- **Required action**: Once you have checked each line below for the word "your", give the number of lines that have it and nothing further.

- **Record extracts**:
BEGIN
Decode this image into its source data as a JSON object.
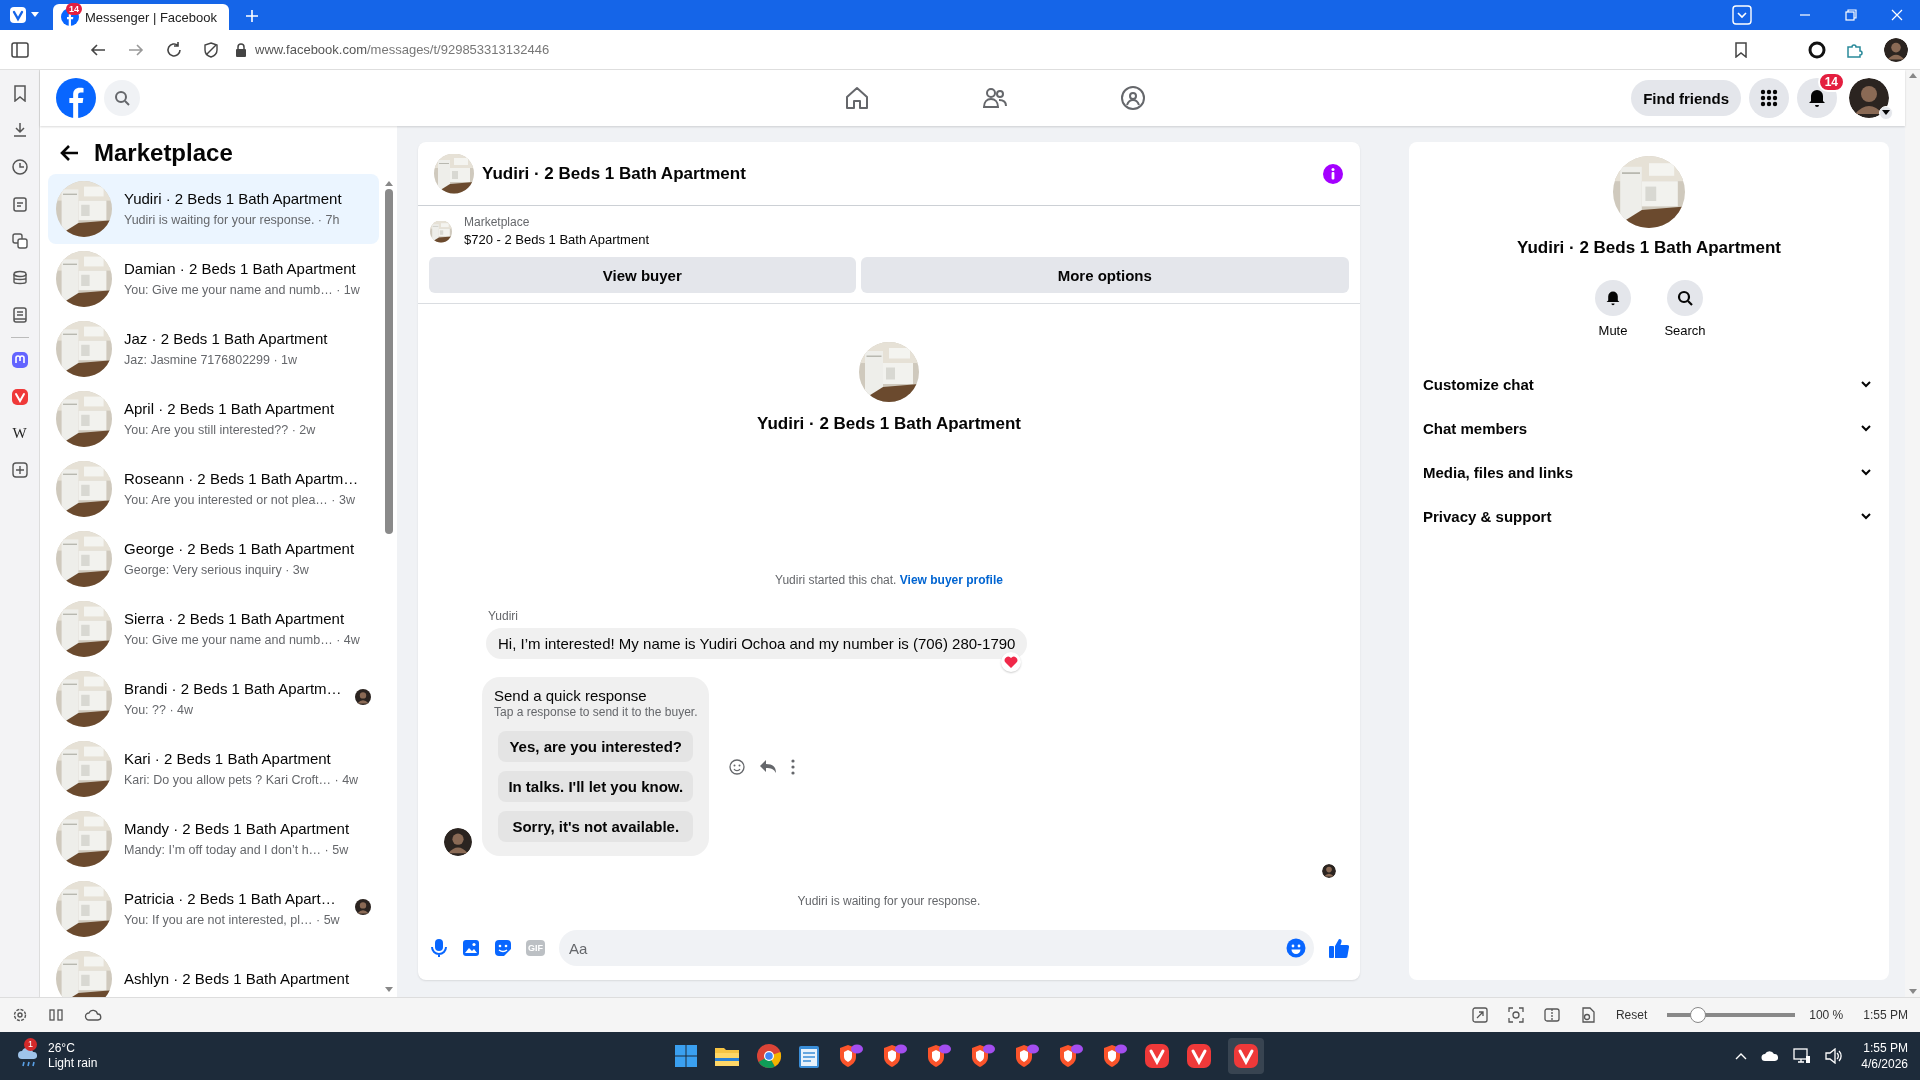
{
  "browser": {
    "tab": {
      "badge": "14",
      "title": "Messenger | Facebook",
      "selected": true
    },
    "address": {
      "host": "www.facebook.com",
      "path": "/messages/t/929853313132446"
    }
  },
  "panel": {
    "wiki_label": "W"
  },
  "topnav": {
    "find_friends": "Find friends",
    "notifications_badge": "14"
  },
  "inbox": {
    "title": "Marketplace",
    "conversations": [
      {
        "title": "Yudiri · 2 Beds 1 Bath Apartment",
        "snippet": "Yudiri is waiting for your response. · 7h",
        "selected": true,
        "seen": false
      },
      {
        "title": "Damian · 2 Beds 1 Bath Apartment",
        "snippet": "You: Give me your name and numb… · 1w",
        "selected": false,
        "seen": false
      },
      {
        "title": "Jaz · 2 Beds 1 Bath Apartment",
        "snippet": "Jaz: Jasmine 7176802299 · 1w",
        "selected": false,
        "seen": false
      },
      {
        "title": "April · 2 Beds 1 Bath Apartment",
        "snippet": "You: Are you still interested?? · 2w",
        "selected": false,
        "seen": false
      },
      {
        "title": "Roseann · 2 Beds 1 Bath Apartm…",
        "snippet": "You: Are you interested or not plea… · 3w",
        "selected": false,
        "seen": false
      },
      {
        "title": "George · 2 Beds 1 Bath Apartment",
        "snippet": "George: Very serious inquiry · 3w",
        "selected": false,
        "seen": false
      },
      {
        "title": "Sierra · 2 Beds 1 Bath Apartment",
        "snippet": "You: Give me your name and numb… · 4w",
        "selected": false,
        "seen": false
      },
      {
        "title": "Brandi · 2 Beds 1 Bath Apartm…",
        "snippet": "You: ?? · 4w",
        "selected": false,
        "seen": true
      },
      {
        "title": "Kari · 2 Beds 1 Bath Apartment",
        "snippet": "Kari: Do you allow pets ? Kari Croft… · 4w",
        "selected": false,
        "seen": false
      },
      {
        "title": "Mandy · 2 Beds 1 Bath Apartment",
        "snippet": "Mandy: I’m off today and I don’t h… · 5w",
        "selected": false,
        "seen": false
      },
      {
        "title": "Patricia · 2 Beds 1 Bath Apart…",
        "snippet": "You: If you are not interested, pl… · 5w",
        "selected": false,
        "seen": true
      },
      {
        "title": "Ashlyn · 2 Beds 1 Bath Apartment",
        "selected": false,
        "seen": false
      }
    ]
  },
  "chat": {
    "title": "Yudiri · 2 Beds 1 Bath Apartment",
    "listing": {
      "label": "Marketplace",
      "name": "$720 - 2 Beds 1 Bath Apartment"
    },
    "actions": [
      "View buyer",
      "More options"
    ],
    "intro_name": "Yudiri · 2 Beds 1 Bath Apartment",
    "started": {
      "text": "Yudiri started this chat.",
      "link": "View buyer profile"
    },
    "message": {
      "sender": "Yudiri",
      "text": "Hi, I’m interested! My name is Yudiri Ochoa and my number is (706) 280-1790",
      "reacted": true
    },
    "quick_response": {
      "title": "Send a quick response",
      "hint": "Tap a response to send it to the buyer.",
      "options": [
        "Yes, are you interested?",
        "In talks. I'll let you know.",
        "Sorry, it's not available."
      ]
    },
    "status": "Yudiri is waiting for your response.",
    "composer": {
      "placeholder": "Aa",
      "gif_label": "GIF"
    }
  },
  "details": {
    "name": "Yudiri · 2 Beds 1 Bath Apartment",
    "actions": [
      {
        "label": "Mute",
        "kind": "bell"
      },
      {
        "label": "Search",
        "kind": "search"
      }
    ],
    "sections": [
      {
        "label": "Customize chat",
        "expanded": false
      },
      {
        "label": "Chat members",
        "expanded": false
      },
      {
        "label": "Media, files and links",
        "expanded": false
      },
      {
        "label": "Privacy & support",
        "expanded": false
      }
    ]
  },
  "status_bar": {
    "reset": "Reset",
    "zoom_slider": {
      "level": 0.2
    },
    "zoom": "100 %",
    "time": "1:55 PM"
  },
  "taskbar": {
    "weather": {
      "badge": "1",
      "temp": "26°C",
      "condition": "Light rain"
    },
    "clock": {
      "time": "1:55 PM",
      "date": "4/6/2026"
    }
  }
}
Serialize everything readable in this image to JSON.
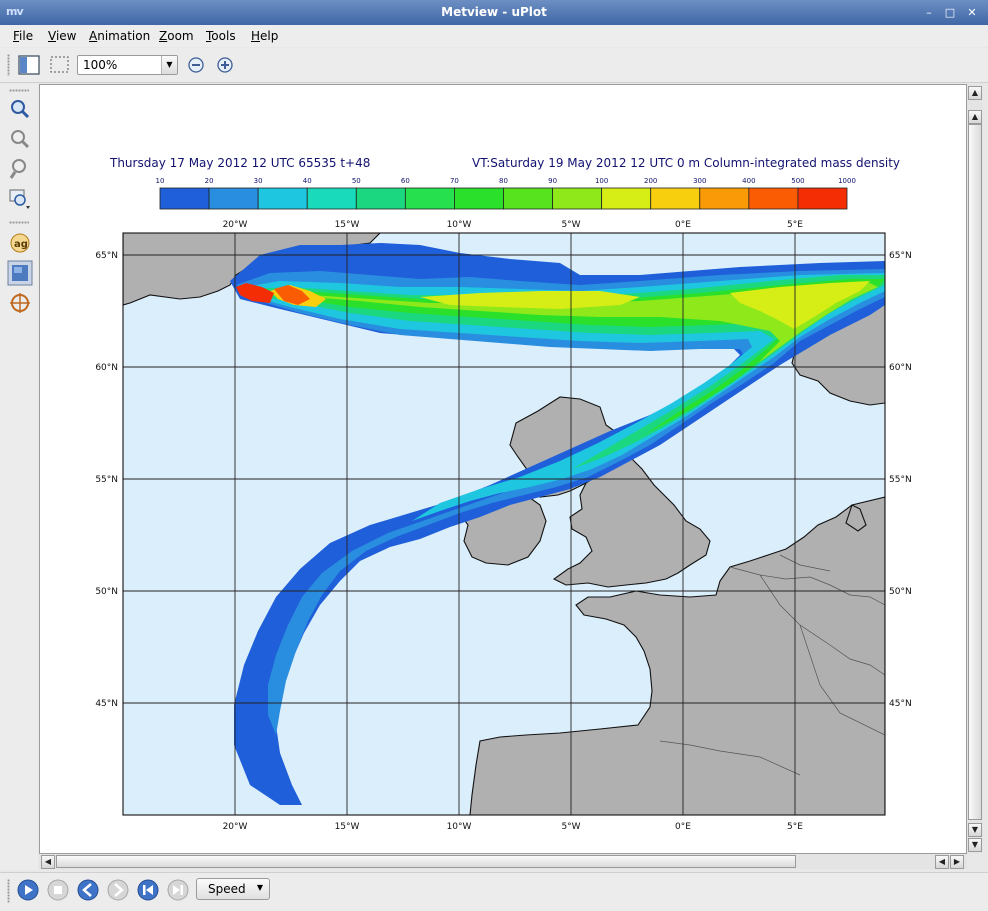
{
  "window": {
    "app_logo": "mv",
    "title": "Metview - uPlot",
    "buttons": [
      "–",
      "□",
      "✕"
    ]
  },
  "menu": {
    "items": [
      "File",
      "View",
      "Animation",
      "Zoom",
      "Tools",
      "Help"
    ]
  },
  "toolbar": {
    "zoom_value": "100%",
    "zoom_out_icon": "zoom-out-icon",
    "zoom_in_icon": "zoom-in-icon"
  },
  "plot": {
    "title_left": "Thursday 17 May 2012 12 UTC 65535 t+48",
    "title_right": "VT:Saturday 19 May 2012 12 UTC 0 m  Column-integrated mass density",
    "colorbar": {
      "levels": [
        "10",
        "20",
        "30",
        "40",
        "50",
        "60",
        "70",
        "80",
        "90",
        "100",
        "200",
        "300",
        "400",
        "500",
        "1000"
      ],
      "colors": [
        "#1f5fd9",
        "#2a8ee0",
        "#1ec6e0",
        "#19dbbb",
        "#1bd880",
        "#27e04e",
        "#2be02b",
        "#57e31e",
        "#8fe81a",
        "#d6ed16",
        "#f7cf0e",
        "#fa9a06",
        "#fa5c04",
        "#f52d05"
      ]
    },
    "map": {
      "lon_labels": [
        "20°W",
        "15°W",
        "10°W",
        "5°W",
        "0°E",
        "5°E"
      ],
      "lat_labels": [
        "65°N",
        "60°N",
        "55°N",
        "50°N",
        "45°N"
      ],
      "ocean_color": "#dbeefb",
      "land_color": "#b0b0b0"
    }
  },
  "playback": {
    "speed_label": "Speed"
  }
}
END
- **Output below**: 4